Source information |
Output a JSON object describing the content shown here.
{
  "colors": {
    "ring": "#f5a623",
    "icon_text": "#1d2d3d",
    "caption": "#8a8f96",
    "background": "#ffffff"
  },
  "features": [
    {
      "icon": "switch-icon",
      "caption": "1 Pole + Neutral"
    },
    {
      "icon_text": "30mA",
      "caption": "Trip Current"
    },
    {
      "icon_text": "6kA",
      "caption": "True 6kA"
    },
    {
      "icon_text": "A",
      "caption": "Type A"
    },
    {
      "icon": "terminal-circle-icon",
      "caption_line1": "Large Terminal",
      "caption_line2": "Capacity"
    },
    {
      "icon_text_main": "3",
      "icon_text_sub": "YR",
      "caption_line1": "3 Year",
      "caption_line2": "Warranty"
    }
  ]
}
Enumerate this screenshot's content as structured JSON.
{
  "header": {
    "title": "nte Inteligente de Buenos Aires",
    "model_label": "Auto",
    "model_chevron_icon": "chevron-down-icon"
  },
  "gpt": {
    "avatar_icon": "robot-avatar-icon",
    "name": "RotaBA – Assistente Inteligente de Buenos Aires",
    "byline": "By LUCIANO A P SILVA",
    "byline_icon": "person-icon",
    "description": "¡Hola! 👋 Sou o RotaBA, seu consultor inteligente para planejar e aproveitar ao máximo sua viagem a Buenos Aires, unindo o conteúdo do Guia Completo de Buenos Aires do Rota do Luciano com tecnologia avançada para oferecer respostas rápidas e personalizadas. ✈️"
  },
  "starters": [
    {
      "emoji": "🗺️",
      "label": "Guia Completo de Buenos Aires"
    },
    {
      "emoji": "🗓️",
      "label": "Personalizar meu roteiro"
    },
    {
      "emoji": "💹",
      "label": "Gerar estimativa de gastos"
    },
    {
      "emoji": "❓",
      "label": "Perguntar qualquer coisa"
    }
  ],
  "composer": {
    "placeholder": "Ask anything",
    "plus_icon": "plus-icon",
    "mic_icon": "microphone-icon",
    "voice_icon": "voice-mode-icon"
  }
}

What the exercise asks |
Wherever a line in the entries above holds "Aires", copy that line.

Exercise response |
    "title": "nte Inteligente de Buenos Aires",
    "name": "RotaBA – Assistente Inteligente de Buenos Aires",
    "description": "¡Hola! 👋 Sou o RotaBA, seu consultor inteligente para planejar e aproveitar ao máximo sua viagem a Buenos Aires, unindo o conteúdo do Guia Completo de Buenos Aires do Rota do Luciano com tecnologia avançada para oferecer respostas rápidas e personalizadas. ✈️"
      "label": "Guia Completo de Buenos Aires"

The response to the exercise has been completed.